» What the task asks: Text in the records must be reproduced exactly, and pictures must be skipped.

» Dataset content:
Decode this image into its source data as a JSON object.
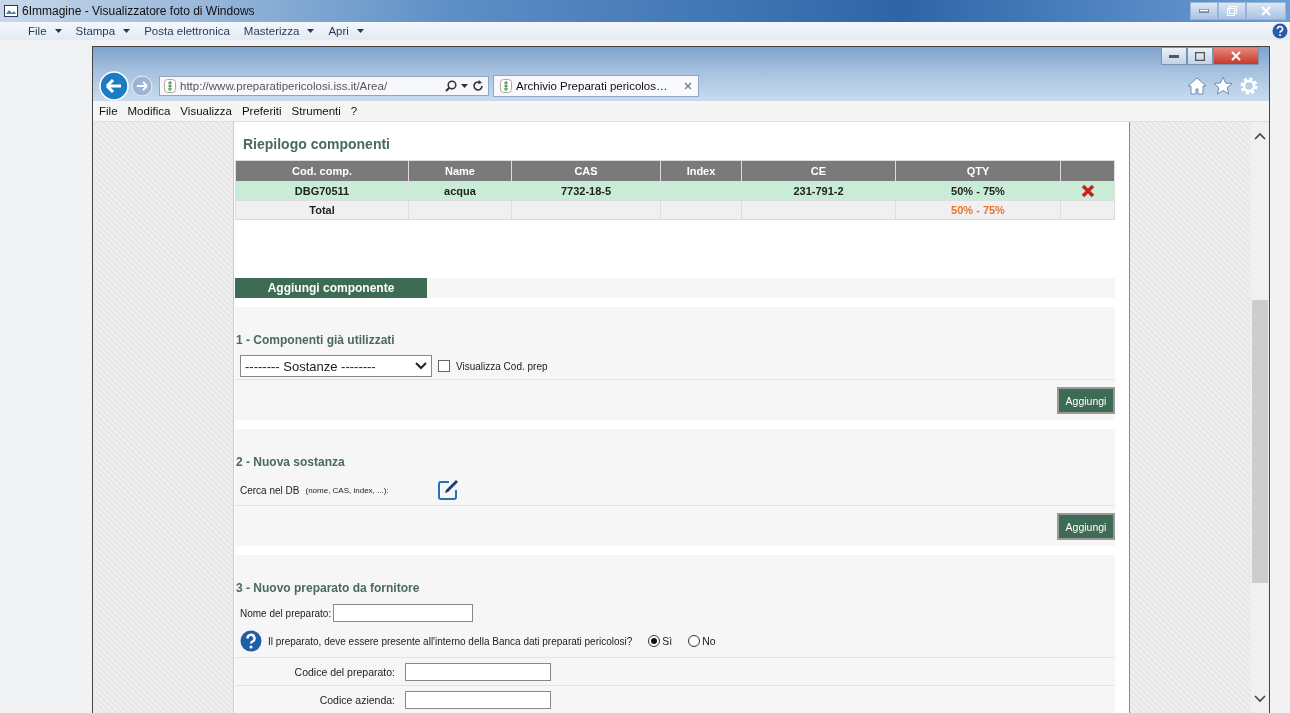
{
  "viewer": {
    "title": "6Immagine - Visualizzatore foto di Windows",
    "menu": [
      {
        "label": "File",
        "dropdown": true
      },
      {
        "label": "Stampa",
        "dropdown": true
      },
      {
        "label": "Posta elettronica",
        "dropdown": false
      },
      {
        "label": "Masterizza",
        "dropdown": true
      },
      {
        "label": "Apri",
        "dropdown": true
      }
    ]
  },
  "browser": {
    "address": "http://www.preparatipericolosi.iss.it/Area/",
    "tab": "Archivio Preparati pericolos…",
    "menu": [
      "File",
      "Modifica",
      "Visualizza",
      "Preferiti",
      "Strumenti",
      "?"
    ]
  },
  "page": {
    "summary_title": "Riepilogo componenti",
    "table": {
      "columns": [
        "Cod. comp.",
        "Name",
        "CAS",
        "Index",
        "CE",
        "QTY"
      ],
      "rows": [
        {
          "cells": [
            "DBG70511",
            "acqua",
            "7732-18-5",
            "",
            "231-791-2",
            "50% - 75%"
          ],
          "removable": true
        }
      ],
      "total": {
        "label": "Total",
        "qty": "50% - 75%"
      }
    },
    "add_tab": "Aggiungi componente",
    "section1": {
      "title": "1 - Componenti già utilizzati",
      "select": "-------- Sostanze --------",
      "checkbox": {
        "label": "Visualizza Cod. prep",
        "checked": false
      },
      "button": "Aggiungi"
    },
    "section2": {
      "title": "2 - Nuova sostanza",
      "label": "Cerca nel DB",
      "hint": "(nome, CAS, index, ...):",
      "button": "Aggiungi"
    },
    "section3": {
      "title": "3 - Nuovo preparato da fornitore",
      "name_label": "Nome del preparato:",
      "question": "Il preparato, deve essere presente all'interno della Banca dati preparati pericolosi?",
      "options": [
        {
          "label": "Sì",
          "selected": true
        },
        {
          "label": "No",
          "selected": false
        }
      ],
      "fields": [
        {
          "label": "Codice del preparato:"
        },
        {
          "label": "Codice azienda:"
        }
      ]
    }
  }
}
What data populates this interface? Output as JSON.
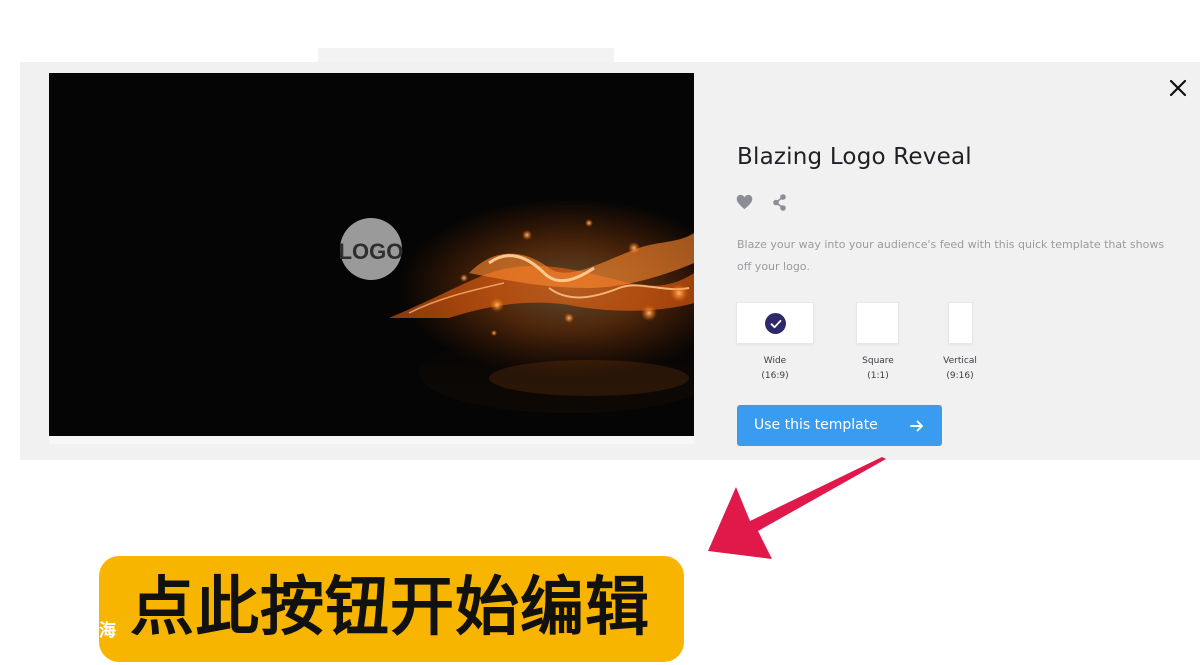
{
  "modal": {
    "title": "Blazing Logo Reveal",
    "description": "Blaze your way into your audience's feed with this quick template that shows off your logo.",
    "preview": {
      "logo_text": "LOGO"
    },
    "icons": {
      "close": "close-icon",
      "favorite": "heart-icon",
      "share": "share-icon"
    },
    "aspect_ratios": [
      {
        "label": "Wide",
        "ratio": "(16:9)",
        "selected": true
      },
      {
        "label": "Square",
        "ratio": "(1:1)",
        "selected": false
      },
      {
        "label": "Vertical",
        "ratio": "(9:16)",
        "selected": false
      }
    ],
    "use_template_label": "Use this template"
  },
  "overlay": {
    "caption": "点此按钮开始编辑",
    "watermark": "海"
  },
  "colors": {
    "primary_button": "#3a9cf1",
    "check_badge": "#2d2a6b",
    "banner": "#f7b500",
    "pointer_arrow": "#e0194a"
  }
}
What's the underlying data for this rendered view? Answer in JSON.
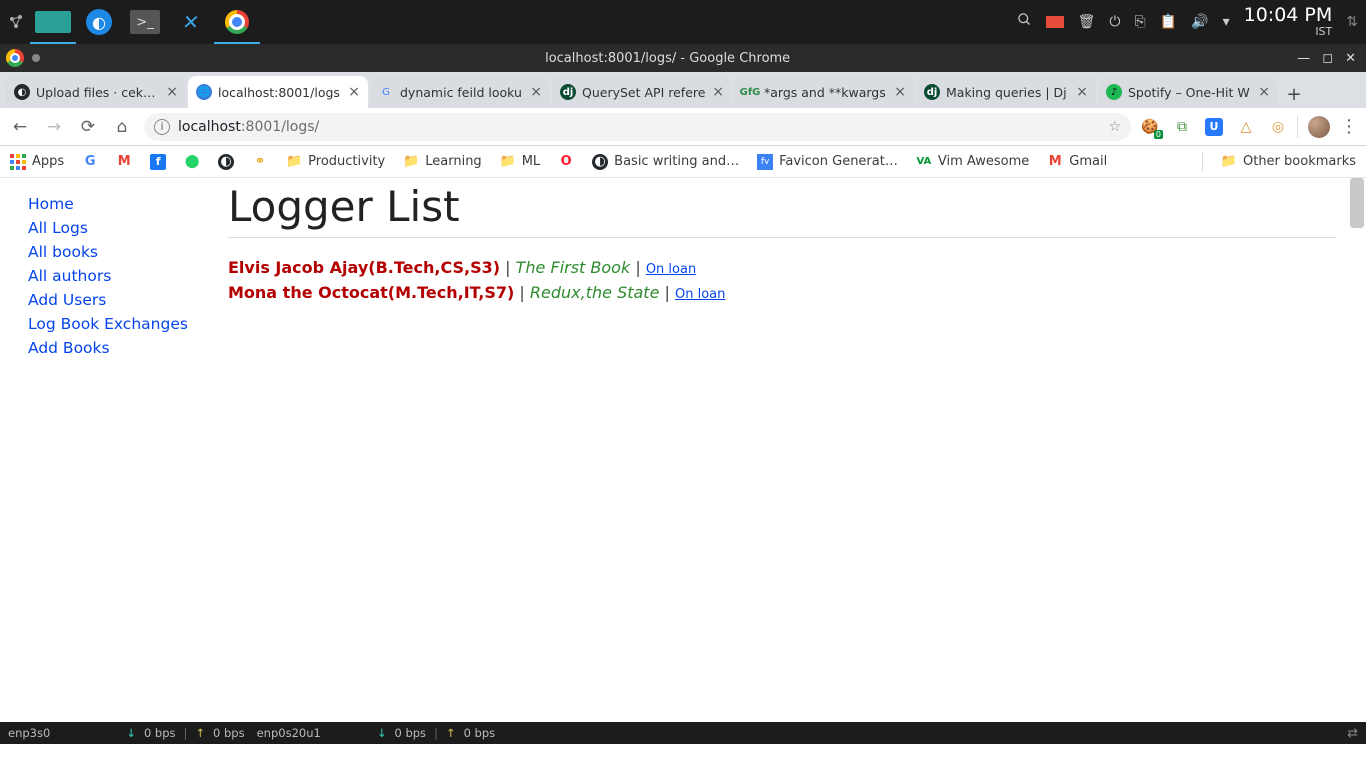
{
  "desktop": {
    "clock_time": "10:04 PM",
    "clock_zone": "IST",
    "bottom": {
      "if1": "enp3s0",
      "if1_up": "0 bps",
      "if1_down": "0 bps",
      "if2": "enp0s20u1",
      "if2_up": "0 bps",
      "if2_down": "0 bps"
    }
  },
  "window": {
    "title": "localhost:8001/logs/ - Google Chrome"
  },
  "tabs": [
    {
      "label": "Upload files · cek-op",
      "icon": "gh"
    },
    {
      "label": "localhost:8001/logs",
      "icon": "globe",
      "active": true
    },
    {
      "label": "dynamic feild looku",
      "icon": "google-g"
    },
    {
      "label": "QuerySet API refere",
      "icon": "dj"
    },
    {
      "label": "*args and **kwargs",
      "icon": "gfg"
    },
    {
      "label": "Making queries | Dj",
      "icon": "dj"
    },
    {
      "label": "Spotify – One-Hit W",
      "icon": "spot"
    }
  ],
  "omnibox": {
    "host": "localhost",
    "path": ":8001/logs/"
  },
  "bookmarks": [
    {
      "label": "Apps",
      "icon": "apps"
    },
    {
      "label": "",
      "icon": "google-g"
    },
    {
      "label": "",
      "icon": "gmail"
    },
    {
      "label": "",
      "icon": "fb"
    },
    {
      "label": "",
      "icon": "wa"
    },
    {
      "label": "",
      "icon": "gh"
    },
    {
      "label": "",
      "icon": "link"
    },
    {
      "label": "Productivity",
      "icon": "folder"
    },
    {
      "label": "Learning",
      "icon": "folder"
    },
    {
      "label": "ML",
      "icon": "folder"
    },
    {
      "label": "",
      "icon": "opera"
    },
    {
      "label": "Basic writing and…",
      "icon": "gh"
    },
    {
      "label": "Favicon Generat…",
      "icon": "favgen"
    },
    {
      "label": "Vim Awesome",
      "icon": "va"
    },
    {
      "label": "Gmail",
      "icon": "gmail"
    }
  ],
  "other_bookmarks_label": "Other bookmarks",
  "sidebar": {
    "items": [
      "Home",
      "All Logs",
      "All books",
      "All authors",
      "Add Users",
      "Log Book Exchanges",
      "Add Books"
    ]
  },
  "page": {
    "heading": "Logger List",
    "logs": [
      {
        "user": "Elvis Jacob Ajay(B.Tech,CS,S3)",
        "book": "The First Book",
        "status": "On loan"
      },
      {
        "user": "Mona the Octocat(M.Tech,IT,S7)",
        "book": "Redux,the State",
        "status": "On loan"
      }
    ]
  }
}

» Completed task:
Decode this image into its source data as a JSON object.
{
  "viewer": {
    "title": "6Immagine - Visualizzatore foto di Windows",
    "menu": [
      {
        "label": "File",
        "dropdown": true
      },
      {
        "label": "Stampa",
        "dropdown": true
      },
      {
        "label": "Posta elettronica",
        "dropdown": false
      },
      {
        "label": "Masterizza",
        "dropdown": true
      },
      {
        "label": "Apri",
        "dropdown": true
      }
    ]
  },
  "browser": {
    "address": "http://www.preparatipericolosi.iss.it/Area/",
    "tab": "Archivio Preparati pericolos…",
    "menu": [
      "File",
      "Modifica",
      "Visualizza",
      "Preferiti",
      "Strumenti",
      "?"
    ]
  },
  "page": {
    "summary_title": "Riepilogo componenti",
    "table": {
      "columns": [
        "Cod. comp.",
        "Name",
        "CAS",
        "Index",
        "CE",
        "QTY"
      ],
      "rows": [
        {
          "cells": [
            "DBG70511",
            "acqua",
            "7732-18-5",
            "",
            "231-791-2",
            "50% - 75%"
          ],
          "removable": true
        }
      ],
      "total": {
        "label": "Total",
        "qty": "50% - 75%"
      }
    },
    "add_tab": "Aggiungi componente",
    "section1": {
      "title": "1 - Componenti già utilizzati",
      "select": "-------- Sostanze --------",
      "checkbox": {
        "label": "Visualizza Cod. prep",
        "checked": false
      },
      "button": "Aggiungi"
    },
    "section2": {
      "title": "2 - Nuova sostanza",
      "label": "Cerca nel DB",
      "hint": "(nome, CAS, index, ...):",
      "button": "Aggiungi"
    },
    "section3": {
      "title": "3 - Nuovo preparato da fornitore",
      "name_label": "Nome del preparato:",
      "question": "Il preparato, deve essere presente all'interno della Banca dati preparati pericolosi?",
      "options": [
        {
          "label": "Sì",
          "selected": true
        },
        {
          "label": "No",
          "selected": false
        }
      ],
      "fields": [
        {
          "label": "Codice del preparato:"
        },
        {
          "label": "Codice azienda:"
        }
      ]
    }
  }
}
What data populates this interface? Output as JSON.
{
  "modal": {
    "title": "Blazing Logo Reveal",
    "description": "Blaze your way into your audience's feed with this quick template that shows off your logo.",
    "preview": {
      "logo_text": "LOGO"
    },
    "icons": {
      "close": "close-icon",
      "favorite": "heart-icon",
      "share": "share-icon"
    },
    "aspect_ratios": [
      {
        "label": "Wide",
        "ratio": "(16:9)",
        "selected": true
      },
      {
        "label": "Square",
        "ratio": "(1:1)",
        "selected": false
      },
      {
        "label": "Vertical",
        "ratio": "(9:16)",
        "selected": false
      }
    ],
    "use_template_label": "Use this template"
  },
  "overlay": {
    "caption": "点此按钮开始编辑",
    "watermark": "海"
  },
  "colors": {
    "primary_button": "#3a9cf1",
    "check_badge": "#2d2a6b",
    "banner": "#f7b500",
    "pointer_arrow": "#e0194a"
  }
}
What's the underlying data for this rendered view? Answer in JSON.
{
  "desktop": {
    "clock_time": "10:04 PM",
    "clock_zone": "IST",
    "bottom": {
      "if1": "enp3s0",
      "if1_up": "0 bps",
      "if1_down": "0 bps",
      "if2": "enp0s20u1",
      "if2_up": "0 bps",
      "if2_down": "0 bps"
    }
  },
  "window": {
    "title": "localhost:8001/logs/ - Google Chrome"
  },
  "tabs": [
    {
      "label": "Upload files · cek-op",
      "icon": "gh"
    },
    {
      "label": "localhost:8001/logs",
      "icon": "globe",
      "active": true
    },
    {
      "label": "dynamic feild looku",
      "icon": "google-g"
    },
    {
      "label": "QuerySet API refere",
      "icon": "dj"
    },
    {
      "label": "*args and **kwargs",
      "icon": "gfg"
    },
    {
      "label": "Making queries | Dj",
      "icon": "dj"
    },
    {
      "label": "Spotify – One-Hit W",
      "icon": "spot"
    }
  ],
  "omnibox": {
    "host": "localhost",
    "path": ":8001/logs/"
  },
  "bookmarks": [
    {
      "label": "Apps",
      "icon": "apps"
    },
    {
      "label": "",
      "icon": "google-g"
    },
    {
      "label": "",
      "icon": "gmail"
    },
    {
      "label": "",
      "icon": "fb"
    },
    {
      "label": "",
      "icon": "wa"
    },
    {
      "label": "",
      "icon": "gh"
    },
    {
      "label": "",
      "icon": "link"
    },
    {
      "label": "Productivity",
      "icon": "folder"
    },
    {
      "label": "Learning",
      "icon": "folder"
    },
    {
      "label": "ML",
      "icon": "folder"
    },
    {
      "label": "",
      "icon": "opera"
    },
    {
      "label": "Basic writing and…",
      "icon": "gh"
    },
    {
      "label": "Favicon Generat…",
      "icon": "favgen"
    },
    {
      "label": "Vim Awesome",
      "icon": "va"
    },
    {
      "label": "Gmail",
      "icon": "gmail"
    }
  ],
  "other_bookmarks_label": "Other bookmarks",
  "sidebar": {
    "items": [
      "Home",
      "All Logs",
      "All books",
      "All authors",
      "Add Users",
      "Log Book Exchanges",
      "Add Books"
    ]
  },
  "page": {
    "heading": "Logger List",
    "logs": [
      {
        "user": "Elvis Jacob Ajay(B.Tech,CS,S3)",
        "book": "The First Book",
        "status": "On loan"
      },
      {
        "user": "Mona the Octocat(M.Tech,IT,S7)",
        "book": "Redux,the State",
        "status": "On loan"
      }
    ]
  }
}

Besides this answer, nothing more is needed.